CFTR modulators were a major breakthrough for patients with CF, but the efficacy of these therapies was dependent on the patients’ genotype and ranged from mildly to moderately effective. Unfortunately, these therapies were ineffective for the patients who were delta 508 heterozygotes. Starting in the summer of 2018, VX 445-tezacaftor-ivacaftor (ETI) was compared with placebo in patients with CF who were 1 copy of F508del and a second CFTR mutation that has minimal function. The study found an absolute improvement in predicted FEV1 of 14.3% and a 63% reduction in exacerbations at 24 weeks compared with placebo (Middleton PG, et al.). In late 2019, based on these data, ETI was approved by the FDA for all patients with CF who were F508del heterozygous. This innovation provided effective therapy to 90% of the CF population.
With the discovery of many highly effective therapies beneficial in most patients, the CF Foundation started a program called Path to a Cure to find therapies for the 10% of patients with CF who were not candidates for ETI or other CFTR modulators. This program looks to develop novel methods to restore CFTR protein function and repair or replace the CFTR protein via gene editing or gene transfer. This process creates many challenges that are quite complex, but patients, researchers, physicians, and CF Foundation will not stop working until CF stands for CURE FOUND.
Today, patients with CF are living longer, and many are eligible or have already started ETI therapy. This medication and the many others being developed will hopefully lead to patients with CF living a normal lifespan in the near future.

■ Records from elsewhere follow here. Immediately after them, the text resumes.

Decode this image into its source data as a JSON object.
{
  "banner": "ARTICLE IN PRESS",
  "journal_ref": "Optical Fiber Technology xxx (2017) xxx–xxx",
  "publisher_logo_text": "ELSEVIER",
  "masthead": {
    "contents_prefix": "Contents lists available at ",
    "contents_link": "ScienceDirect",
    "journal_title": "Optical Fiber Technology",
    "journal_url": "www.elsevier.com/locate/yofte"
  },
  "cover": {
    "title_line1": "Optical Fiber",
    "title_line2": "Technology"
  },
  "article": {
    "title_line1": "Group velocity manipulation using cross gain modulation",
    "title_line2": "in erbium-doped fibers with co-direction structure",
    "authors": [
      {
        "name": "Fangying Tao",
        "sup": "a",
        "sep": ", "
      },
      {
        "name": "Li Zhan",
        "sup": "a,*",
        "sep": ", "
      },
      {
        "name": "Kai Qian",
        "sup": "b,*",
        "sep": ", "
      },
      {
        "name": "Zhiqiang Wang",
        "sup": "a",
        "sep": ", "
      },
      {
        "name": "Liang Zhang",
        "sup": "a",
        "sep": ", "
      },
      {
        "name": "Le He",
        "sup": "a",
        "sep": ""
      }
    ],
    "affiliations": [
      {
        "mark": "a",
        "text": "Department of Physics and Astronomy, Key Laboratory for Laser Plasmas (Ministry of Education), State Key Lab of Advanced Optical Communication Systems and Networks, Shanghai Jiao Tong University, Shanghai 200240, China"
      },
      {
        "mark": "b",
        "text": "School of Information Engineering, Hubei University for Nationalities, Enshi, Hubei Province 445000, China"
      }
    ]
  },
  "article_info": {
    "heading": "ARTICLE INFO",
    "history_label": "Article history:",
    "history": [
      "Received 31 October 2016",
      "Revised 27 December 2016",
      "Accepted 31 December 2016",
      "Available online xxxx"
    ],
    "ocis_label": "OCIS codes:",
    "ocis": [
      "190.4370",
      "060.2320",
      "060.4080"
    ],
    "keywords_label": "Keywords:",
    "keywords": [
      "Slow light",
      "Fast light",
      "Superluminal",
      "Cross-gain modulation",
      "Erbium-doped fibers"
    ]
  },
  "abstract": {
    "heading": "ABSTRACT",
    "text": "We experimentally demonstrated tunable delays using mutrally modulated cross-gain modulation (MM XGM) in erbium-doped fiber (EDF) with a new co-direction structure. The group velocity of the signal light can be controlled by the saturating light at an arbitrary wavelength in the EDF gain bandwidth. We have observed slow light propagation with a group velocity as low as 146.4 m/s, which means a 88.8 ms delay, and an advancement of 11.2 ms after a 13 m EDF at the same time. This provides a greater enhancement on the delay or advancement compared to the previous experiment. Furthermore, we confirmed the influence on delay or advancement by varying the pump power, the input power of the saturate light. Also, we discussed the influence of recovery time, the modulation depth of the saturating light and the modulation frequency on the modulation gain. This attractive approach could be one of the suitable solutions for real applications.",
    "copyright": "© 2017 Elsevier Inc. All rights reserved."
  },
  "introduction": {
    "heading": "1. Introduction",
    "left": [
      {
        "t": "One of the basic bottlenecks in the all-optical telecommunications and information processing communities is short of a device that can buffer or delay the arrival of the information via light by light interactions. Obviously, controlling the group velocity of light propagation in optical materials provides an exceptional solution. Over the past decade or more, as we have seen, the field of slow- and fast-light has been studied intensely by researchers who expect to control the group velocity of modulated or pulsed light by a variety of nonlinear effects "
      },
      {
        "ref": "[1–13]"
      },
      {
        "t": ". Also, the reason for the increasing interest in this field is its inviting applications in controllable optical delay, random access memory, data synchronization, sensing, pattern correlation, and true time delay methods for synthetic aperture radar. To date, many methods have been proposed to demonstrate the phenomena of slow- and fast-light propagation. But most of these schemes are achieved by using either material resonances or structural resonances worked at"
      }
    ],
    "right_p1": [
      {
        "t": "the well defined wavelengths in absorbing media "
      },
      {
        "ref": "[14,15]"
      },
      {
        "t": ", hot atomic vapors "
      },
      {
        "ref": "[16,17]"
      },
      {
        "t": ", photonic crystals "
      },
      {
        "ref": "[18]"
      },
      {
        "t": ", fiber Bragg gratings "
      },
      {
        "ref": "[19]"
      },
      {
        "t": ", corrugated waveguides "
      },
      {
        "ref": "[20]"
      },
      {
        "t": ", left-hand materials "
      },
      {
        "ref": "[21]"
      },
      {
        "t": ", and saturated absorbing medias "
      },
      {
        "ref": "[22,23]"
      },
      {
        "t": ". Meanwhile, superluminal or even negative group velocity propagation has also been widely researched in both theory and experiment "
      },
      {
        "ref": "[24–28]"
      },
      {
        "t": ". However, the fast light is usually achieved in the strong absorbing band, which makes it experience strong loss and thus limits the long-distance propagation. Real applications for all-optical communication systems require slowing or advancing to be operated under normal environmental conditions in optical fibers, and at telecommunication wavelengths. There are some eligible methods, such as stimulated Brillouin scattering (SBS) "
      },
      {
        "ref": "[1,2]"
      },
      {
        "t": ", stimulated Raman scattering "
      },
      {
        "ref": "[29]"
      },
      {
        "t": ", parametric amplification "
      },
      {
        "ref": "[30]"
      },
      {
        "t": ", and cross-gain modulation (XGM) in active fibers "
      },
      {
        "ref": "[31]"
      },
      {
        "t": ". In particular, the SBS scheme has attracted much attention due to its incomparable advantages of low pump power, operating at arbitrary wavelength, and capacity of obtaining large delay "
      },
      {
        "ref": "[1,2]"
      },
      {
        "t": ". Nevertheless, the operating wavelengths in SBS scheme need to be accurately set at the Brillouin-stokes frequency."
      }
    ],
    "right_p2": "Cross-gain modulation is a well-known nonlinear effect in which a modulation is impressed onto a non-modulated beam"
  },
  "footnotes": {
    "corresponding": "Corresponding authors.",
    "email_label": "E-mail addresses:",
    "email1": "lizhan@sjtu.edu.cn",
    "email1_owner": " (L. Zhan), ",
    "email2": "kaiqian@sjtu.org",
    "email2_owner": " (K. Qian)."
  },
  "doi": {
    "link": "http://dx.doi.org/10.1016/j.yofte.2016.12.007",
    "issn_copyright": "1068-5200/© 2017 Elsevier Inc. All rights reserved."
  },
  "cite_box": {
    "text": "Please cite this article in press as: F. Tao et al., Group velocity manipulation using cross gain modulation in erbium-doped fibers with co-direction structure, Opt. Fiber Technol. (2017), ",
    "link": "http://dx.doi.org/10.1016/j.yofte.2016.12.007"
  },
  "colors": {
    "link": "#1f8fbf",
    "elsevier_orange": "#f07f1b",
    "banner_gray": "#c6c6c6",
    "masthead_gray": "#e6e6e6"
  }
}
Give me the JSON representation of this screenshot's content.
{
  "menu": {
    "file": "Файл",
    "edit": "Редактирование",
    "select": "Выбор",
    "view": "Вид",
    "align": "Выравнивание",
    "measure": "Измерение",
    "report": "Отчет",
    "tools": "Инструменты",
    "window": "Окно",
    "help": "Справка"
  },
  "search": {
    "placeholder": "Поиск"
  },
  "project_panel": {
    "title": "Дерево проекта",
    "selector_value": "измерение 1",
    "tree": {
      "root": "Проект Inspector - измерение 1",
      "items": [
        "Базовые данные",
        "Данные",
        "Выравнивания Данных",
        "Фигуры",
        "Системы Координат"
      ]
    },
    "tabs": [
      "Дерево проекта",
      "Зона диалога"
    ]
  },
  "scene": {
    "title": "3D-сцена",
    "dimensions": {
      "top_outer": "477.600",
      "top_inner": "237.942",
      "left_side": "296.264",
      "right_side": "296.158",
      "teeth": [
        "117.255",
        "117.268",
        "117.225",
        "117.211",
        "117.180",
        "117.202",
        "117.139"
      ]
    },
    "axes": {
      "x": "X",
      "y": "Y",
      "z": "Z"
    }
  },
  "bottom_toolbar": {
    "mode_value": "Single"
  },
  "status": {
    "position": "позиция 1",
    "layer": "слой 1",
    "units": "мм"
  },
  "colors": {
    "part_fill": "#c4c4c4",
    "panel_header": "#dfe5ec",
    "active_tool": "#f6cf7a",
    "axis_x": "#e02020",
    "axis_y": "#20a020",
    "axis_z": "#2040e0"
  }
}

Dr. Finklea is Assistant Professor of Medicine, Division of Pulmonary and Critical Care, University of Texas Southwestern, Dallas, Texas. Dr. Finklea receives grant support from the Cystic Fibrosis Foundation.